Thing from Another World
(2003) - RKO Pictures (Warner Bros.)
by Bill Hunt, editor of The Digital Bits
Disc Ratings (Video/Audio/Extras): B/B/D
Specs and Features
87 mins, NR, full frame (1.33:1), single-sided, single-layered,
Snapper packaging, theatrical trailer, film-themed menus with sound
and music, scene access (25 chapters), languages: English DD 1.0
Mono, subtitles: English, French & Spanish, Closed Captioned
"Watch the skies!"
I've said it before and I'll say it again... there's just nothing
like a good 1950s sci-fi flick to kill an afternoon with. And they
don't get much better than The Thing from
The Thing from Another World
tells of the story of a scientific expedition at the North Pole,
lead by the eminent Dr. Carrington. As they're conducting their
experiments one day, the scientists detect a massive object - some
kind of huge aircraft - falling to Earth. It crashes some 40 miles
from their camp, so they call in the Air Force to help investigate.
Enter Captain Hendry and his aircrew, who fly in from Anchorage and
to take Carrington and his men, along with an over-eager newspaper
man, to the crash site. There they discover a flying saucer frozen
in the ice. In an amusing scene, they manage to destroy the saucer

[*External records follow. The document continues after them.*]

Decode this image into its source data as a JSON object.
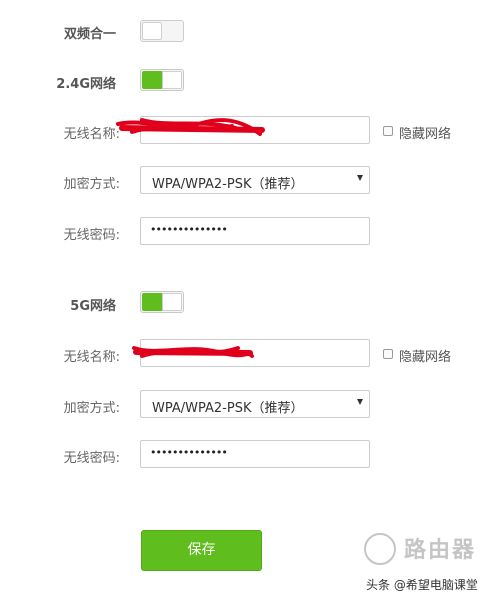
{
  "dual_band": {
    "label": "双频合一",
    "enabled": false
  },
  "band_24g": {
    "title": "2.4G网络",
    "enabled": true,
    "ssid_label": "无线名称:",
    "ssid_value": "",
    "hide_label": "隐藏网络",
    "hide_checked": false,
    "encryption_label": "加密方式:",
    "encryption_value": "WPA/WPA2-PSK（推荐）",
    "password_label": "无线密码:",
    "password_mask": "••••••••••••••"
  },
  "band_5g": {
    "title": "5G网络",
    "enabled": true,
    "ssid_label": "无线名称:",
    "ssid_value": "",
    "hide_label": "隐藏网络",
    "hide_checked": false,
    "encryption_label": "加密方式:",
    "encryption_value": "WPA/WPA2-PSK（推荐）",
    "password_label": "无线密码:",
    "password_mask": "••••••••••••••"
  },
  "save_button_label": "保存",
  "watermark": {
    "logo_text": "路由器",
    "attribution": "头条 @希望电脑课堂"
  },
  "colors": {
    "accent_green": "#5fbd1e",
    "redaction_red": "#e0001b"
  }
}
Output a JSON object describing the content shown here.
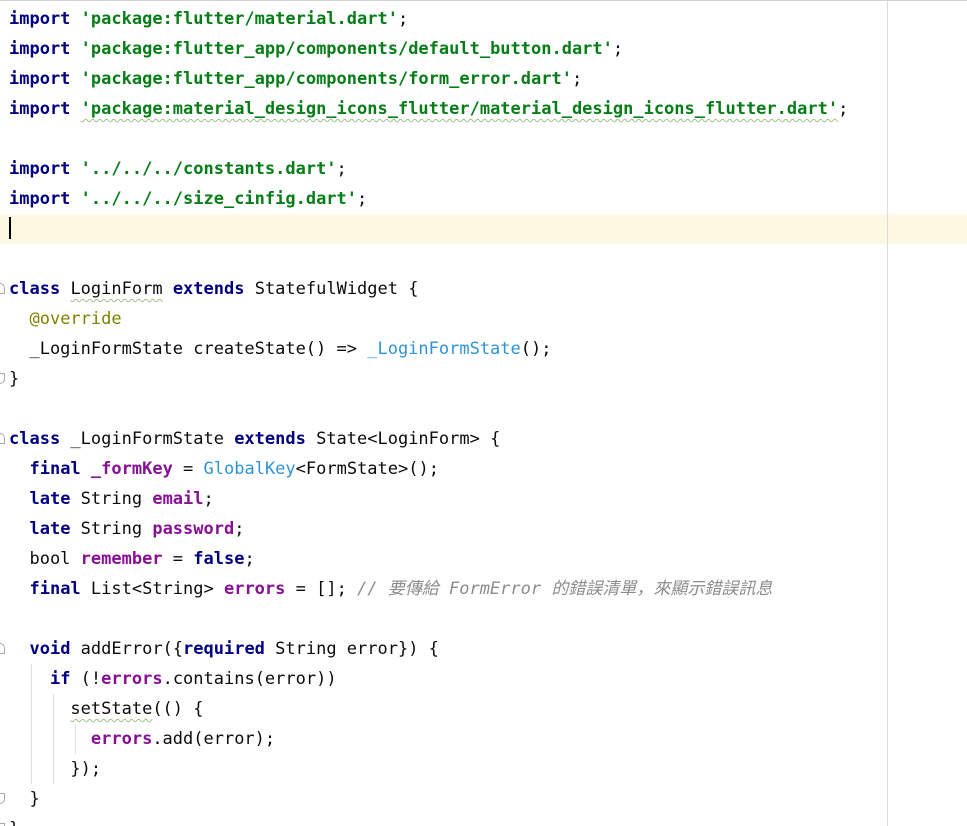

while trying to release it for study, but their efforts are redeemed
when they also find the saucer's occupant frozen nearby.
Returning to their base with the alien on ice, a struggle soon
begins between Carrington and his people, who wish to study the
creature immediately, and Hendry, who knows they might be dealing
with something dangerous, and who wants to wait for official orders
on how to proceed. But a snowstorm has blown in, rendering
communication with the outside world impossible. And you know what
that means. Yep... cut off from the outside world, the group
suddenly finds themselves fighting for survival when the creature
thaws and escapes, and also fighting each other in a classic
stand-off between science and the military. Things get even more
hairy, however, when it's discovered that the creature is quite
literally out for human blood.
One of the things that make this film so effective is the cast.
They play their roles with straight-laced bravado. Their work is so
disarming that when the invader finally does make his appearance, it
takes the audience entirely by surprise. The alien strides into a
room full of heavily armed people and starts raising hell - you
don't expect it and the creature's scenes are that much more
effective for it. It's a good thing too, because James Arness (as
the alien) looks like a guy wearing a lot of green makeup - these
are not terribly effective creature effects. Still, the direction is
effective and composer Dimitri Tiomkin's creepy score helps add
tension in just the right moments.
Interestingly, there's been a lot of controversy over the years as
to who actually directed this film - producer Howard Hawks or the
credited director, Christian Nyby. Regardless of who actually sat
behind the camera, it was certainly the well-established Hawks who
got the lion's share of the publicity.
This new DVD is part of a series of classic sci-fi/horror releases
from Warner that include The Omega Man,
Soylent Green, Of
Unknown Origin, House of Wax
and The Haunting. The
Thing is presented here in all its original full frame, B&W
glory, and the picture quality is quite good overall. The contrast
is excellent, with generally good detail and moderate, but
appropriate, film grain. There's little in the way of edge
enhancement and compression artifacting, and only light dust and
dirt present on the print. There are a few areas where a missing
frame or two results in a noticeable jump in the picture and sound,
but given the age of this film (and the condition we've heard many
of these old RKO titles were in), fans should be plenty happy.
On the audio side of things, we're presented with the films
original monaural soundtrack, encoded here in Dolby Digital 1.0. The
sound isn't at all dynamic, coming as it does entirely from your
center speaker, but it's entirely appropriate to the film. The track
sounds good and represents the film well, although you might have to
turn the volume up in a couple of passages to make out what's being
said, particularly when the actors are talking over one another.
In terms of extras, you get the film's original theatrical trailer
and that's it. The trailer is only in fair condition, but it's
hilarious - typical of many 1950s sci-fi trailers - and it's well
worth a watch. You should also note that the packaging features some
fun publicity stills of the cast - the one on the inside flap is
It's not a special edition and it's not a spectacular release, but
it's on DVD and it's appropriately cheap, so who's complaining? The
Thing from Another World is as classic an entry in the
1950s sci-fi canon as you'll ever see. Definitely recommended.